By Kathleen Vanesian
By Amy Silverman
By Robrt L. Pela
By Jim Louvau
By Kathleen Vanesian
By Benjamin Leatherman
By New Times
By Becky Bartkowski
After seeing her performance in In Mixed Company's Pterodactyls, I have scratched Barbara McGrath from my list of Actors I'd Rather Not See On Stage Ever Again. McGrath's star turn in Nicky Silver's dark comedy has wiped away my memory of her last several attempts at acting, which I found shrill and hammy. She must, I'm now guessing, have been miscast in those other roles, or was perhaps merely underdirected. Here, in a showy part helmed by wunderkind Scott Balthazor, the actress soars.
McGrath was born, it seems, to play a shrewish drunk. Freed from dreary supporting parts (not to mention the navy pantsuit she's sported in many of her recent stage roles), she stumbles off with every scene in which she appears. As Grace, McGrath turns Silver's stereotypical drunken wife and mother from hell into a three-dimensional harridan whose every tantrum elicited hoots and applause on opening night.
Grace is cranky because her husband (Paul Benchwick) has lost his job as president of a local bank and because her hypochondriac daughter, Emma (Angelica Frost), wants to marry Tommy (T.J. Bigbee), a waiter from Salad City ("My daughter is used to the finer things -- Godiva chocolates, prescription pills!") who aspires to a career in films. Tommy becomes the Duncans' housekeeper and quickly falls in love with prodigal son Todd (Ron May), who returns home after five years' absence to announce that he has AIDS and needs a place to stay. While her husband taunts their son with made-up memories of Todd's boyhood, Grace plans Todd's funeral (although he's asymptomatic) and Emma's wedding (despite Tommy's proclamations of love for her brother). Todd excavates dinosaur bones in the front yard and watches as his family noisily combusts.

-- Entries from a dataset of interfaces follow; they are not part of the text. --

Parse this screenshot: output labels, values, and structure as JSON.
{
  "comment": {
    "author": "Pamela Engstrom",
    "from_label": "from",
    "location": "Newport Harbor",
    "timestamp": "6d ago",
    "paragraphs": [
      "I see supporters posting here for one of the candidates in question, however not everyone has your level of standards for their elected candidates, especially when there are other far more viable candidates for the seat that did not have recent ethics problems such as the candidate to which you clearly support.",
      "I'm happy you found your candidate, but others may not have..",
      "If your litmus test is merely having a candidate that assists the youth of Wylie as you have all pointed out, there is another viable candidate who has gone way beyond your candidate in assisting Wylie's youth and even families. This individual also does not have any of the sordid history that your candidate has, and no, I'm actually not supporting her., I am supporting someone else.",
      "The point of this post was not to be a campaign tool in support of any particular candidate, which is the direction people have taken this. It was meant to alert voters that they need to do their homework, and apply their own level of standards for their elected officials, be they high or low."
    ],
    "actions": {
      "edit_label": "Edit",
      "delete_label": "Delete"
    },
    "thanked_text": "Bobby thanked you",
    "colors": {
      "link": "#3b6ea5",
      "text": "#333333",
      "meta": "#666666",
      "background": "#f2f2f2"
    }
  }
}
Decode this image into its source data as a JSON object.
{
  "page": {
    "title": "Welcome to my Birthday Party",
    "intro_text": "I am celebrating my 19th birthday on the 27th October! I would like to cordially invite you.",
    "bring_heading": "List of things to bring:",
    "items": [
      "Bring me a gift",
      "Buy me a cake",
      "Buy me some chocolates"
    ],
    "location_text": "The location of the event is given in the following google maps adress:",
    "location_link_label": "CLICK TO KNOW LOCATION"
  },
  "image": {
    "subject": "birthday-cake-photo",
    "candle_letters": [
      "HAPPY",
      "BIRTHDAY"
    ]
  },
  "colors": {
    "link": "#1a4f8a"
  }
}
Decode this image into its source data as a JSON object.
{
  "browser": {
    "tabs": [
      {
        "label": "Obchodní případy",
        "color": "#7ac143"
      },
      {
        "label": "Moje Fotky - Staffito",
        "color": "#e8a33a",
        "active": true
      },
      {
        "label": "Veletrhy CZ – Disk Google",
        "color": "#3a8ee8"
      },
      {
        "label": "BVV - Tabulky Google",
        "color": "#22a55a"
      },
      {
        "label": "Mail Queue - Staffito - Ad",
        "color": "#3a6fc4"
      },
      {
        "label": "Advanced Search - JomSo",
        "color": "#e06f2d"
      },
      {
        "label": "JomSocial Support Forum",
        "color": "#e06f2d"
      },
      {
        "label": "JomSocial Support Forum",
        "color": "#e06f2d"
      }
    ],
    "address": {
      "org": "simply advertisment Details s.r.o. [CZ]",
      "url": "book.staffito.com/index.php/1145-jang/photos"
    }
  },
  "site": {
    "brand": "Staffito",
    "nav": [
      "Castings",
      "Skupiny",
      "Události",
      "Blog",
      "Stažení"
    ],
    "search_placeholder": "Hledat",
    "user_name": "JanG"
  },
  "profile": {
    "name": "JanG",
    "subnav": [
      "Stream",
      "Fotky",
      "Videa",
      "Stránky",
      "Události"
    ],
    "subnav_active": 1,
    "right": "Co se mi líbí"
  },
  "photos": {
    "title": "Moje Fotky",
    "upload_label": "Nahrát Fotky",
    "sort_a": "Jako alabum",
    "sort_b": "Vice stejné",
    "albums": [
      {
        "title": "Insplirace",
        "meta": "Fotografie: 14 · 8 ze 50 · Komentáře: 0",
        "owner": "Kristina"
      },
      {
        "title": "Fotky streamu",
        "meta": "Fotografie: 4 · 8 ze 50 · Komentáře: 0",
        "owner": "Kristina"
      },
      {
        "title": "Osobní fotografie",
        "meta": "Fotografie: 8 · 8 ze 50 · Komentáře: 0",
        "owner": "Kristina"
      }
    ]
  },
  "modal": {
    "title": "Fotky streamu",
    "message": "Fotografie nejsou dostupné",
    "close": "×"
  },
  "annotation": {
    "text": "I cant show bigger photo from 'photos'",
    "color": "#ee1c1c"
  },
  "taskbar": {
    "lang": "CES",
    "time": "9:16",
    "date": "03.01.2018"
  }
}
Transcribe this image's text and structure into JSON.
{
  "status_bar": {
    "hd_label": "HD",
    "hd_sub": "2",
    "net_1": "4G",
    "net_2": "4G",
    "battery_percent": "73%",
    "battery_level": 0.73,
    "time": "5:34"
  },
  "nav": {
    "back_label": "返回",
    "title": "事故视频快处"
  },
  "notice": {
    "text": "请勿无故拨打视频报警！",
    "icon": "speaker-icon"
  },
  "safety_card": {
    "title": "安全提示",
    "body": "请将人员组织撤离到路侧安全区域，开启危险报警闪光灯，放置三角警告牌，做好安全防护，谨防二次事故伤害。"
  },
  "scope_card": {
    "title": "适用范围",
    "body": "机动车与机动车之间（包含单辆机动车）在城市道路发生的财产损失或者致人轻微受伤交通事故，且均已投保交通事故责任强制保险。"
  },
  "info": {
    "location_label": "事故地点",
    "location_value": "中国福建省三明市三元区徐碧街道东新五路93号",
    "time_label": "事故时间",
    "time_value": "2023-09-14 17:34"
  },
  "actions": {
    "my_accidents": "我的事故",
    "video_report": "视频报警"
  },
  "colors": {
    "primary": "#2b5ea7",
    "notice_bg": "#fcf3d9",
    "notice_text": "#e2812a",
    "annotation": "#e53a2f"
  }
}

Silver's title is a pretentious, theatrical reference to mortality (life is transient: pterodactyls, now extinct, once ruled the skies). But there's little pretense in the long list of subtopics he's gathered here, all of which get a good going over: sexual abuse, classism, pedophilia, incest, homosexuality, marriage, mental illness and that new old favorite, the dysfunctional family.
The story is meant to belong to Todd, who played a rapist in a sixth-grade production of Harold Pinter's The Birthday Party ("It was private school," he explains). But Balthazor has wisely downplayed the AIDS angle (when it premièred in the early '90s, Pterodactyls was received as an "AIDS play," the fate of many such stories with HIV-positive characters) and has shifted the focus to the sickness of Silver's absurd family. The author's rapid-fire, deliberately contrived dialogue is handled perfectly by the first-rate cast, and Balthazor's brisk, stylish direction punches up the grim desperation of these people without forfeiting a single sick laugh.
The biggest laugh of the night went to costume designer Paul Wilson's wedding dress, and Michael Brooks' splendid Philadelphia living room set evoked a gasp when it suddenly sprang to life at the denouement.
The audience was not so enraptured by these goings-on that we didn't notice the moron in the front row whose cell phone rang throughout the first act; perhaps IMC should replace its polite "Please turn off phones and pagers" sign with one that reads "Please turn off phones and pagers or we'll chop off your hands with a dull ax, you stupid fucking asshole." Nor were we impervious to the pair from Philadelphia who spoke to the performers as if they were at home in front of their television. Note to visiting Pennsylvanians: The actors can hear you. Shut up.